= What to produce =
Give the listing below again exactly, but without any of its pictures.

= Data to examine =
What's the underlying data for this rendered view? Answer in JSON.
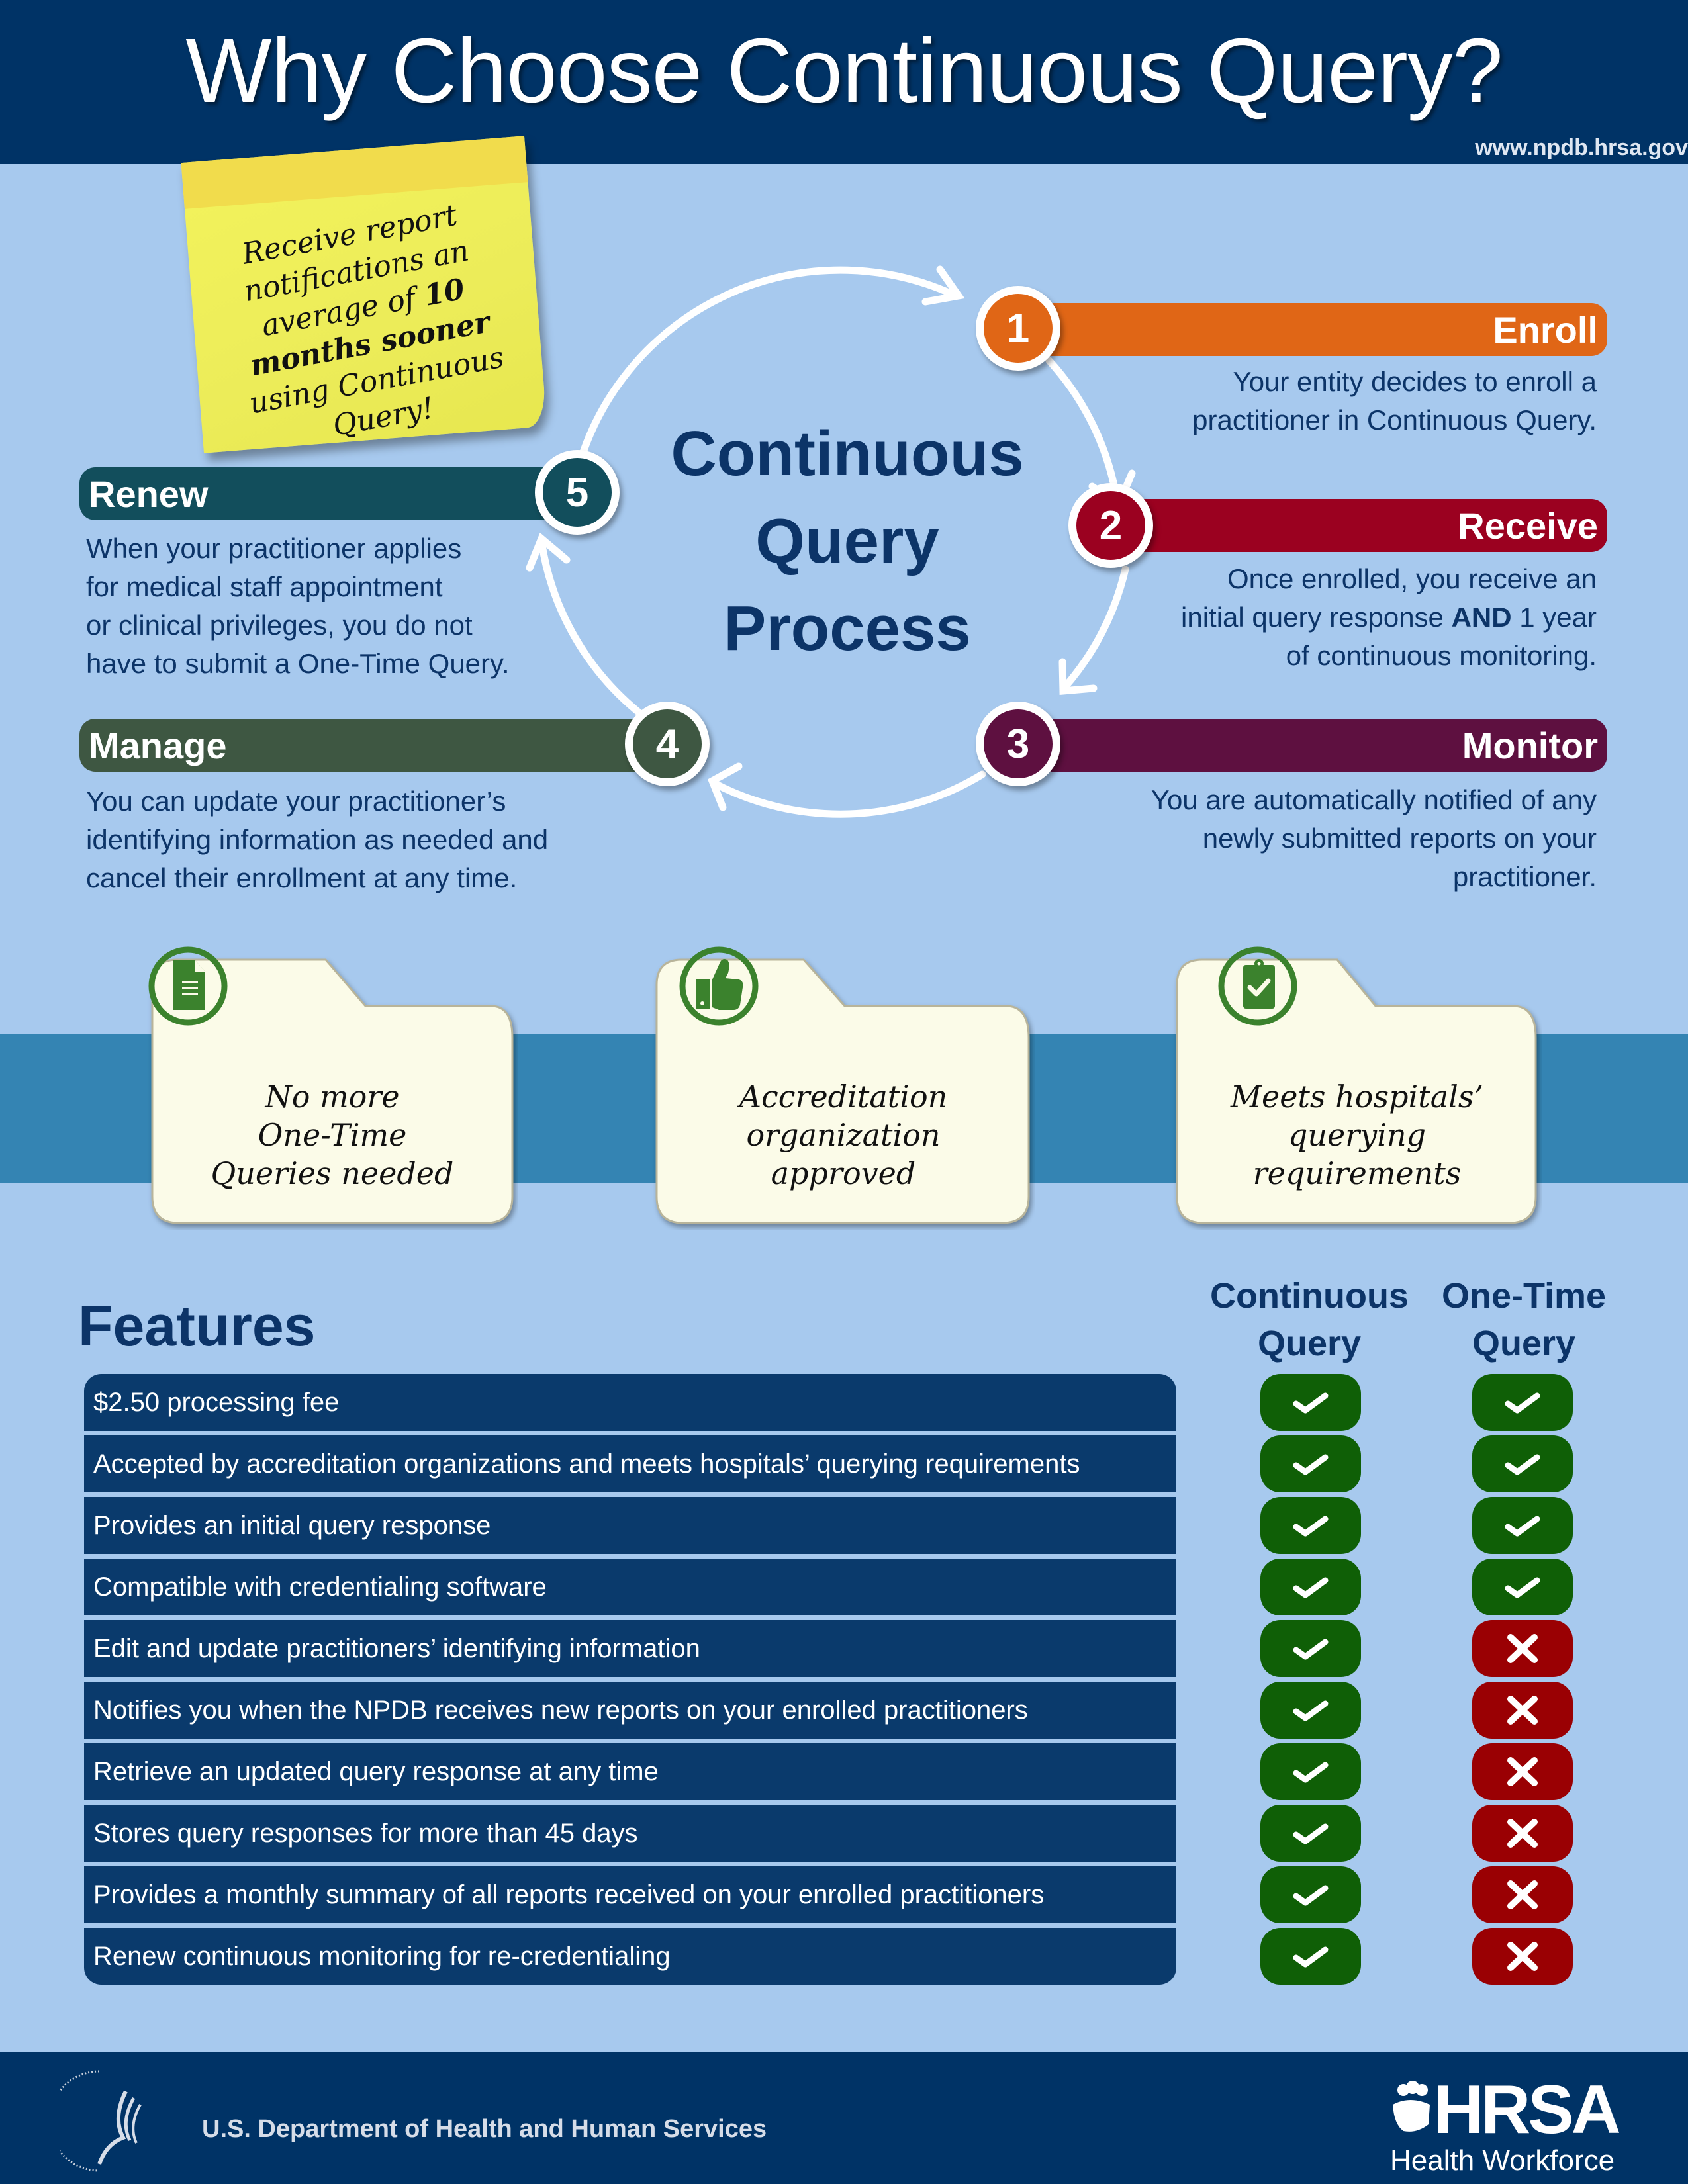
{
  "header": {
    "title": "Why Choose Continuous Query?",
    "url": "www.npdb.hrsa.gov"
  },
  "sticky_note": {
    "line1": "Receive report",
    "line2": "notifications an",
    "line3_pre": "average of ",
    "line3_bold": "10",
    "line4_bold": "months sooner",
    "line5": "using Continuous",
    "line6": "Query!"
  },
  "process": {
    "title_line1": "Continuous",
    "title_line2": "Query",
    "title_line3": "Process",
    "steps": [
      {
        "number": "1",
        "label": "Enroll",
        "color": "#e06616",
        "desc": [
          "Your entity decides to enroll a",
          "practitioner in Continuous Query."
        ]
      },
      {
        "number": "2",
        "label": "Receive",
        "color": "#9b0120",
        "desc_line1": "Once enrolled, you receive an",
        "desc_line2_pre": "initial query response ",
        "desc_line2_bold": "AND",
        "desc_line2_post": " 1 year",
        "desc_line3": "of continuous monitoring."
      },
      {
        "number": "3",
        "label": "Monitor",
        "color": "#5e1040",
        "desc": [
          "You are automatically notified of any",
          "newly submitted reports on your",
          "practitioner."
        ]
      },
      {
        "number": "4",
        "label": "Manage",
        "color": "#3e5742",
        "desc": [
          "You can update your practitioner’s",
          "identifying information as needed and",
          "cancel their enrollment at any time."
        ]
      },
      {
        "number": "5",
        "label": "Renew",
        "color": "#124e5c",
        "desc": [
          "When your practitioner applies",
          "for medical staff appointment",
          "or clinical privileges, you do not",
          "have to submit a One-Time Query."
        ]
      }
    ]
  },
  "benefits": [
    {
      "icon": "document-icon",
      "lines": [
        "No more",
        "One-Time",
        "Queries needed"
      ]
    },
    {
      "icon": "thumbs-up-icon",
      "lines": [
        "Accreditation",
        "organization",
        "approved"
      ]
    },
    {
      "icon": "clipboard-check-icon",
      "lines": [
        "Meets hospitals’",
        "querying",
        "requirements"
      ]
    }
  ],
  "features": {
    "title": "Features",
    "columns": [
      {
        "line1": "Continuous",
        "line2": "Query"
      },
      {
        "line1": "One-Time",
        "line2": "Query"
      }
    ],
    "rows": [
      {
        "label": "$2.50 processing fee",
        "continuous": "yes",
        "one_time": "yes"
      },
      {
        "label": "Accepted by accreditation organizations and meets hospitals’ querying requirements",
        "continuous": "yes",
        "one_time": "yes"
      },
      {
        "label": "Provides an initial query response",
        "continuous": "yes",
        "one_time": "yes"
      },
      {
        "label": "Compatible with credentialing software",
        "continuous": "yes",
        "one_time": "yes"
      },
      {
        "label": "Edit and update practitioners’ identifying information",
        "continuous": "yes",
        "one_time": "no"
      },
      {
        "label": "Notifies you when the NPDB receives new reports on your enrolled practitioners",
        "continuous": "yes",
        "one_time": "no"
      },
      {
        "label": "Retrieve an updated query response at any time",
        "continuous": "yes",
        "one_time": "no"
      },
      {
        "label": "Stores query responses for more than 45 days",
        "continuous": "yes",
        "one_time": "no"
      },
      {
        "label": "Provides a monthly summary of all reports received on your enrolled practitioners",
        "continuous": "yes",
        "one_time": "no"
      },
      {
        "label": "Renew continuous monitoring for re-credentialing",
        "continuous": "yes",
        "one_time": "no"
      }
    ],
    "yes_color": "#0f5f06",
    "no_color": "#9a0003"
  },
  "footer": {
    "hhs_label": "U.S. Department of Health and Human Services",
    "hrsa_logo": "HRSA",
    "hrsa_sub": "Health Workforce"
  }
}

= Exercise result =
What's the underlying data for this rendered view? Answer in JSON.
{
  "header": {
    "title": "Why Choose Continuous Query?",
    "url": "www.npdb.hrsa.gov"
  },
  "sticky_note": {
    "line1": "Receive report",
    "line2": "notifications an",
    "line3_pre": "average of ",
    "line3_bold": "10",
    "line4_bold": "months sooner",
    "line5": "using Continuous",
    "line6": "Query!"
  },
  "process": {
    "title_line1": "Continuous",
    "title_line2": "Query",
    "title_line3": "Process",
    "steps": [
      {
        "number": "1",
        "label": "Enroll",
        "color": "#e06616",
        "desc": [
          "Your entity decides to enroll a",
          "practitioner in Continuous Query."
        ]
      },
      {
        "number": "2",
        "label": "Receive",
        "color": "#9b0120",
        "desc_line1": "Once enrolled, you receive an",
        "desc_line2_pre": "initial query response ",
        "desc_line2_bold": "AND",
        "desc_line2_post": " 1 year",
        "desc_line3": "of continuous monitoring."
      },
      {
        "number": "3",
        "label": "Monitor",
        "color": "#5e1040",
        "desc": [
          "You are automatically notified of any",
          "newly submitted reports on your",
          "practitioner."
        ]
      },
      {
        "number": "4",
        "label": "Manage",
        "color": "#3e5742",
        "desc": [
          "You can update your practitioner’s",
          "identifying information as needed and",
          "cancel their enrollment at any time."
        ]
      },
      {
        "number": "5",
        "label": "Renew",
        "color": "#124e5c",
        "desc": [
          "When your practitioner applies",
          "for medical staff appointment",
          "or clinical privileges, you do not",
          "have to submit a One-Time Query."
        ]
      }
    ]
  },
  "benefits": [
    {
      "icon": "document-icon",
      "lines": [
        "No more",
        "One-Time",
        "Queries needed"
      ]
    },
    {
      "icon": "thumbs-up-icon",
      "lines": [
        "Accreditation",
        "organization",
        "approved"
      ]
    },
    {
      "icon": "clipboard-check-icon",
      "lines": [
        "Meets hospitals’",
        "querying",
        "requirements"
      ]
    }
  ],
  "features": {
    "title": "Features",
    "columns": [
      {
        "line1": "Continuous",
        "line2": "Query"
      },
      {
        "line1": "One-Time",
        "line2": "Query"
      }
    ],
    "rows": [
      {
        "label": "$2.50 processing fee",
        "continuous": "yes",
        "one_time": "yes"
      },
      {
        "label": "Accepted by accreditation organizations and meets hospitals’ querying requirements",
        "continuous": "yes",
        "one_time": "yes"
      },
      {
        "label": "Provides an initial query response",
        "continuous": "yes",
        "one_time": "yes"
      },
      {
        "label": "Compatible with credentialing software",
        "continuous": "yes",
        "one_time": "yes"
      },
      {
        "label": "Edit and update practitioners’ identifying information",
        "continuous": "yes",
        "one_time": "no"
      },
      {
        "label": "Notifies you when the NPDB receives new reports on your enrolled practitioners",
        "continuous": "yes",
        "one_time": "no"
      },
      {
        "label": "Retrieve an updated query response at any time",
        "continuous": "yes",
        "one_time": "no"
      },
      {
        "label": "Stores query responses for more than 45 days",
        "continuous": "yes",
        "one_time": "no"
      },
      {
        "label": "Provides a monthly summary of all reports received on your enrolled practitioners",
        "continuous": "yes",
        "one_time": "no"
      },
      {
        "label": "Renew continuous monitoring for re-credentialing",
        "continuous": "yes",
        "one_time": "no"
      }
    ],
    "yes_color": "#0f5f06",
    "no_color": "#9a0003"
  },
  "footer": {
    "hhs_label": "U.S. Department of Health and Human Services",
    "hrsa_logo": "HRSA",
    "hrsa_sub": "Health Workforce"
  }
}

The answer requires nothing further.